In a residential street in suburban Russell Lea stands a little blue curiosity on the side of the road. It appears to be out of character with its surroundings but close inspection confirms that this oddity in Tait Street is one of many street libraries emerging throughout Sydney and the rest of the country, even the world; a movement that’s gaining special momentum in the Inner West.
Street libraries are charming homes for books of the paper variety, planted in front lawns, parks, outside schools and just about anywhere that’s accessible by the public. Neighbours and passers-by are welcome to stop and browse through a shifting selection of donated, pre-loved popular fiction, children’s picture books, biographies and travel guides. Books are housed on a two-decker bookcase made from reusable items ranging from bird cages, doll’s houses and old cupboards to bar fridges, microwave ovens and even telephone booths. Most street libraries are objects of art in their own right, creatively painted and embellished with trinkets, pot plant holders, wind spinners and other curios.

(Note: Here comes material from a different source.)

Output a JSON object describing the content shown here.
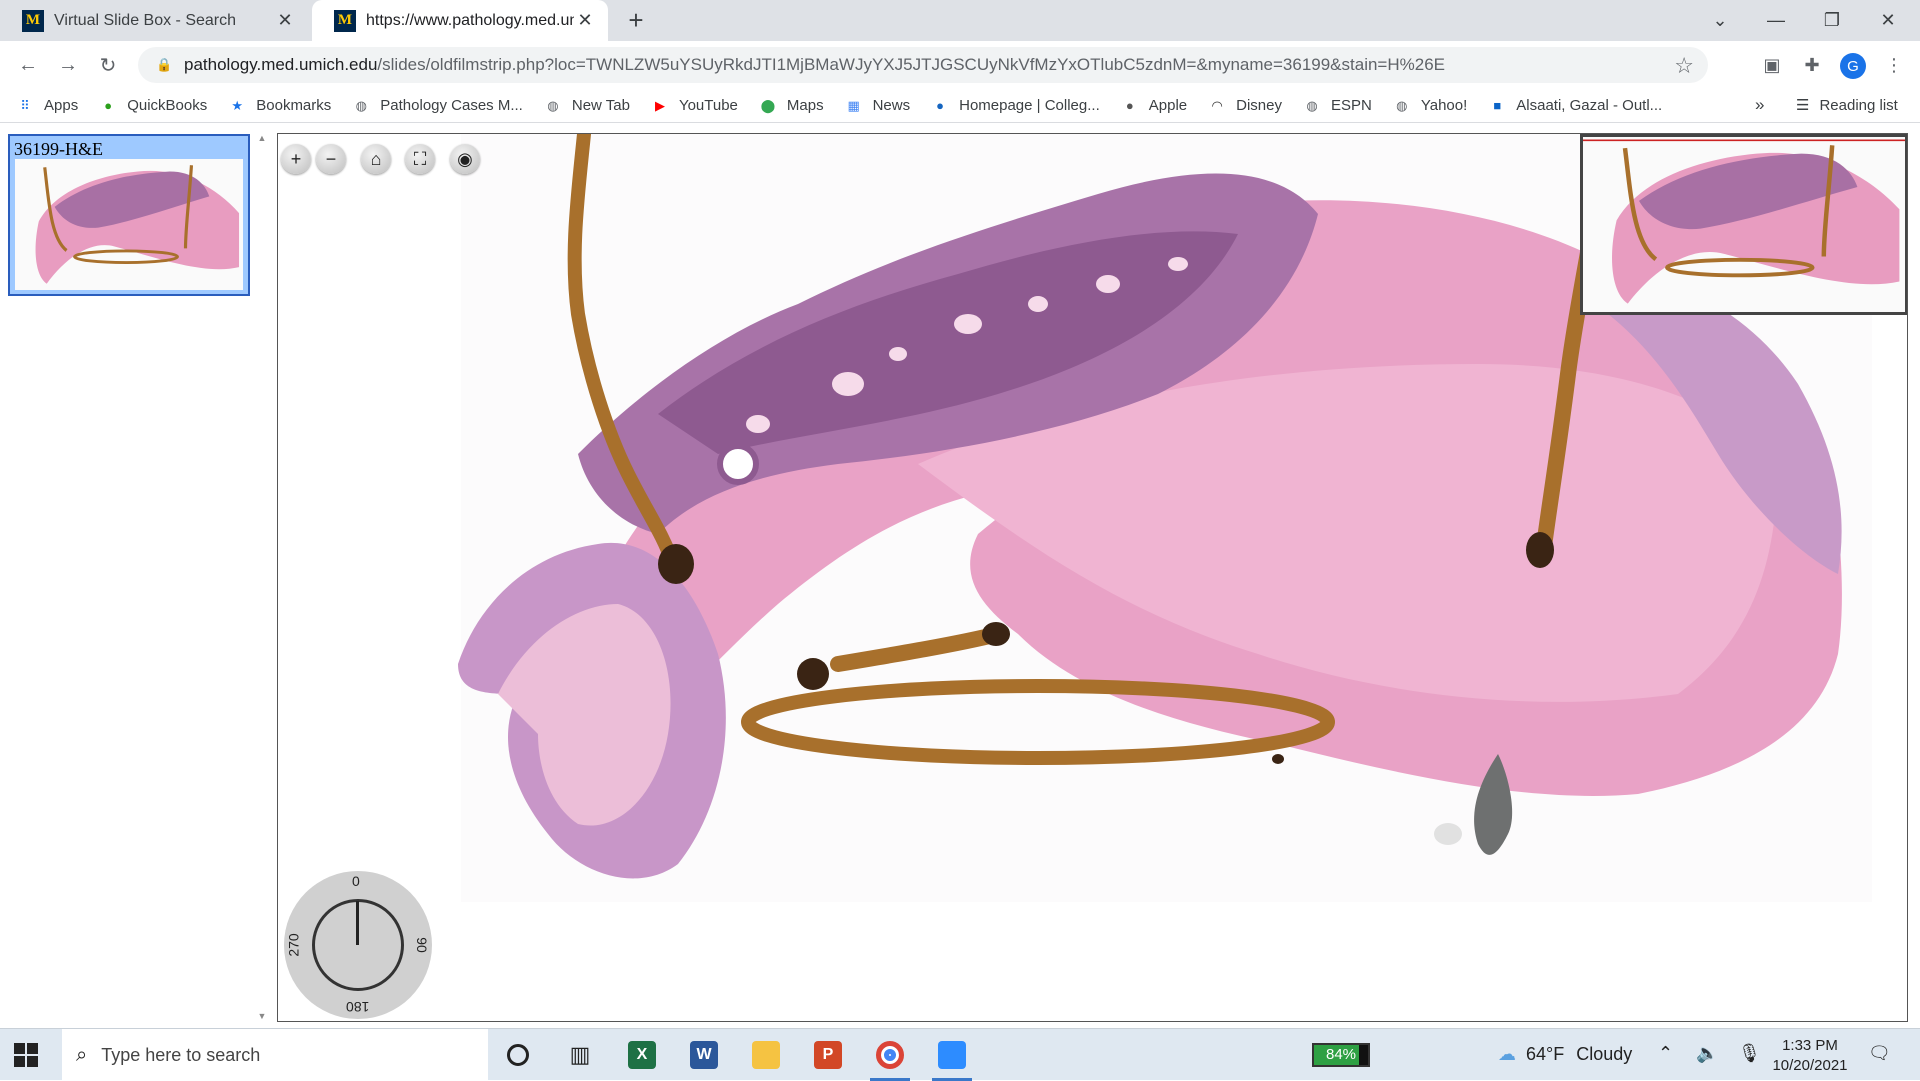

The books are free to borrow and can either be returned to the library or exchanged for another book.
Newtown resident Nic Lowe set up the Street Library Australia organisation in 2015 to help people establish their own pop-up book exchanges. His vision stemmed from wanting to build an Australian-based free library movement that encourages literacy and community. Street Library Australia is a self-sufficient revenue source that sells libraries to people who don’t want to build them. Over 400 Street Libraries have been registered in Australia since September 2017.
Street Library coordinator Cecile Schuldiener says that the communal aspect of the project is particularly important, especially for people who can’t afford to buy books or get to a library. ‘This simple act of exchange is creating community hubs in the Inner West where people come together under a common theme’, she says. ‘Street libraries fill the need of wanting to be connected.’
Unsurprisingly, the Inner West boasts the street library with the fastest turnover in Sydney. Outside the Australia Street Infants School in Newtown sit two window boxes stuffed with children’s books such as Andy Griffith’s The Day My Bum Went Psycho and classics by Dr Seuss and Roald Dahl. Maude, a student of the school, loves to rummage through the brightly painted boxes with her mother for unread treasures, occasionally discovering happy accidents like a stack of David Walliams audio books. ‘We love the street library and think it’s a fantastic initiative’, says Maude’s mother. ‘It’s a great way to get to know the community in a subtle way, namely by the books it reads.’ They prefer to donate their own books to the street library project (rather than op shops) because ‘the street library community thinks deeply about what it wants to read’.
It’s this grassroots support that’s made the initiative successful. Blake and Annika Lowry from the My Inner West Address Facebook page are the go-to couple for Inner Westies interested in establishing a book exchange in their area. Local councils have taken to the movement as well. Canada Bay Council, for example, has collaborated with Street Library Australia to find creative people who are passionate about books and the community to host a library and become street librarians. While there is an obvious level of responsibility – decorating and installing the library, stocking it with books and promoting the service – the most important and enjoyable aspect is to love the library. Judging by the growing number of quirky book nooks in our community, the Inner West is doing just that.
‘Tiny Vestibules of Literary Happiness’
Street libraries are a window into the cultural and social heart of a community. Here are some of Ciao’s favourite Inner West pop-up book exchanges:
- Australia Street Infants School Street Library, Newtown
The first school to set up a street library, the two window boxes enjoy high traffic and usually contain popular children’s titles. Painted and decorated by the school’s students.
- Bundjalung Street Library, Marrickville
Located on Gadigal Land, the artwork is by local resident John Kershaw of the Bundjalung Nation.
- RPA Newborn Care Street Library, Royal Prince Alfred Hospital, Camperdown
Maintained by staff, friends and families, this collection of mostly children’s picture books and young adult fiction encourages children and their families to enjoy reading (pictured below).
My Inner West Address Facebook page
City of Canada Bay Council
Words: Maria Zarro